The Peru SST group spent a stormy day exploring the Cusco area with the help of our guide, Abrahan Quispe Corrales.
Students listen to Abrahan Quispe Corrales, our Cusco guide.
Cusco was the center of the Inca empire when the Spaniards arrived in 1526; in fact the Quechua name Q’osqo means navel – the navel of the known world, to the people of the Andes. At that time, the Inca realm extended thousands of miles, encompassing parts of modern-day Argentina, Bolivia, Colombia, Ecuador, Peru and Chile. Inca leaders ruled over an estimated 10 million inhabitants, from 1438 to 1533. The empire fell apart due to civil war, European illnesses and the relentless attacks of the Spaniards and their indigenous allies.
Goshen College students at Saqsayhuaman.
After the conquest – or invasion, as Cusqueños call it – the Spaniards tore down many Cusco buildings and constructed their own palaces and churches on top of the Inca foundations. Examples of cultural fusion are still present – monumental Inca stonework on the bottom and colonial architecture on top. But the Spaniards could not tear down or build over all the Inca construction. Inca ruins are everywhere in the Cusco area.
Aimee rockets down the slide.
We began our tour above Cusco at Saqsayhuaman, a complex of gigantic stones, carved to fit incredibly closely. It was an administrative and religious center in the Inca times. As the high ground above Cusco, it was also the site of an important battle between the Incas and Spaniards.
Jackson emerges from a cave.
We went on to visit two other Inca ruins. Both Tambomachay and Pukapukara were places that the emperor sometimes lodged, the first a holy spring and the second a military checkpoint and administrative center. Both were located on ancient roads leading to Cusco.
A statue of an Inca leader in the Plaza de Armas.
After a stop at a textile workshop and lunch in downtown Cusco, students had a few hours to explore. Some stayed near the Plaza de Armas and walked by churches, shops and Qorikancha, the most important Inca temple, which was largely destroyed by the Spaniards to make way for the Church of Santo Domingo. They also explored the nearby artisan market.

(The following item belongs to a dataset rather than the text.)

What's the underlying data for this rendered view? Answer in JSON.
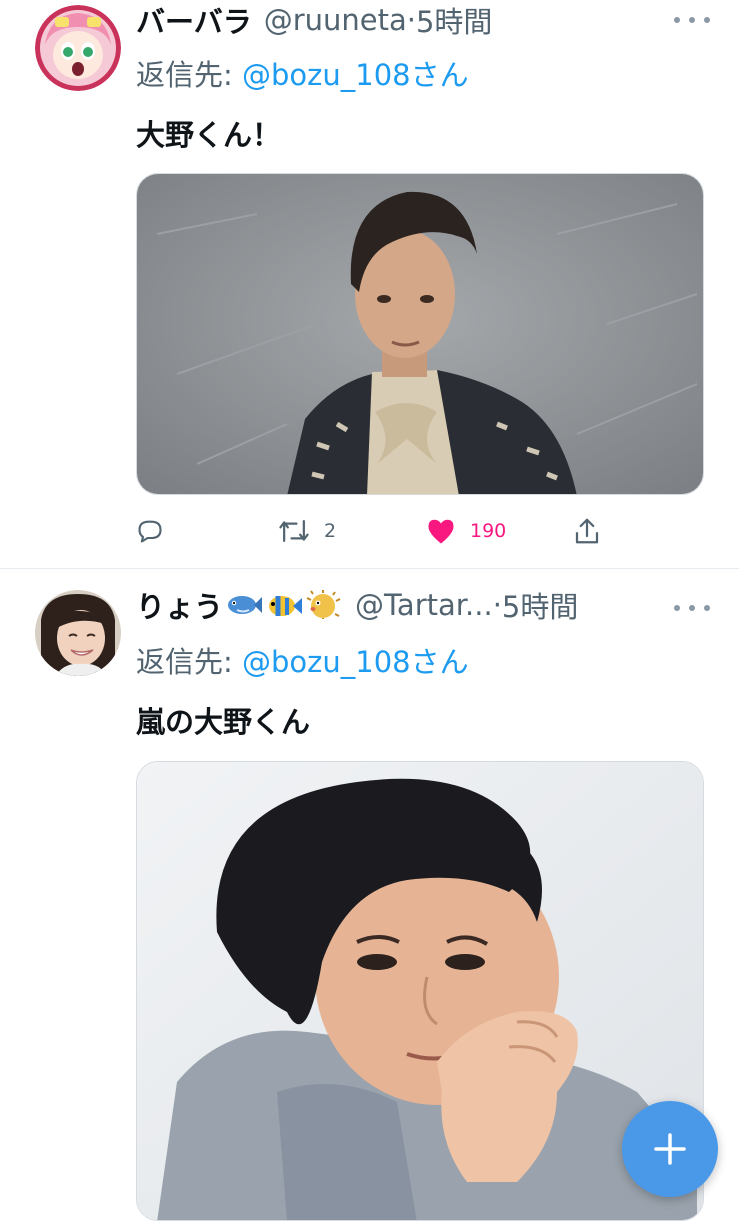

Dancers performing La Marinera, Peru’s national dance.
In the evening, we attended a folkloric dance show at a cultural center before catching taxis back to the hotel for the night.